The portable recording rig Hampton uses for his PremiumBeat work consists of a MacBook Pro outfitted with UAD and Izotope plug-ins, an Apollo Twin interface, and a Shure 58 microphone. “I sometimes set up in the hotel or backstage and write. I usually start by writing a tune: just melody, chords, and a form. This often happens with a guitar in hand, singing a melody. Once I have that, I start building the track with whatever instruments I'm traveling with.” (When he can, Hampton records at home, in a small bedroom studio or the spacious front room of his home in suburban Pasadena. But with two small children, that’s not always possible.)
For anyone looking to get into commercial composing, Hampton advises, “Pick a reference track, and really study it. Try to match the drums and the other sounds. Listen to how the melodic parts fit together compositionally and sonically.” Thanks to his own application of that advice, Hampton’s work for PremiumBeat has ranged far beyond the jazz, pop and folk-rock for which he’s best-known. “I’ve done some string quartets. I’ve done some exotica. It’s kind of been all over the map. In some ways, it’s like getting paid to practice and learn and study.”
A versatile multi-instrumentalist, Hampton can play virtually all the parts himself — except, ironically, his first instrument: drums. “I’m not able to sit down and play a drumbeat for two minutes that anyone would ever want to dance or listen to,” he admits. Instead, he stitches drum parts together digitally. “And a lot of times I’ve also hired drummers.”
Hampton’s collaborative work on PremiumBeat has extended beyond hiring outsider musicians into working with other composers. “Look for opportunities to collaborate,” he advises. “Producing music by yourself is a great way to put your self sufficiency to the test, and can sometimes be more lucrative. But I've found that when working with other people, I learn about production, workflow, process, and I often work much faster because the ideas are bouncing back and forth.”

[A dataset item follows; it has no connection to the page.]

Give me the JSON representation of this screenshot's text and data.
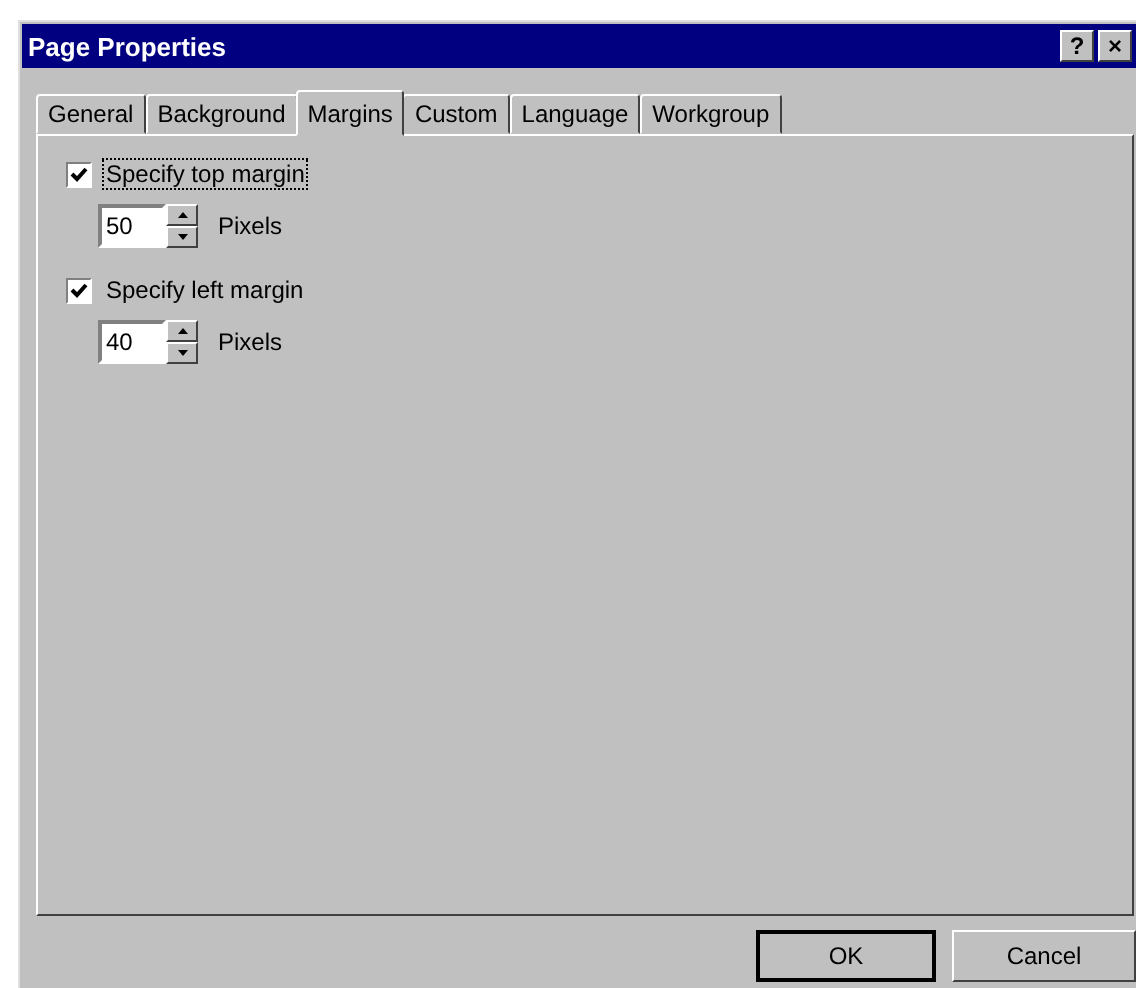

Outside of his PremiumBeat and solo work, Hampton’s favorite gigs these days include playing bass with singer-songwriter-violinist Andrew Bird and jamming with Chris Thile as a sometime member of the house band on Thile’s hit public radio show, Live From Here. “What an energetic, positive person he is,” Hampton says of the mandolin virtuoso. “There’s just so much music coming out of him with this velocity. It’s infinite. I think about him all the time, actually. He’s left an impression on me. That’s something to strive for.”
In his own work, Hampton strives for that kind of energy and positivity through his own guiding principle: No matter what the project, always lead with your best idea.
“I don’t want to say, ‘That’s a good idea — I’m gonna save that for my project.’ Practice your best all the time. And trust that when you unload your best idea, there’s another one around the corner.”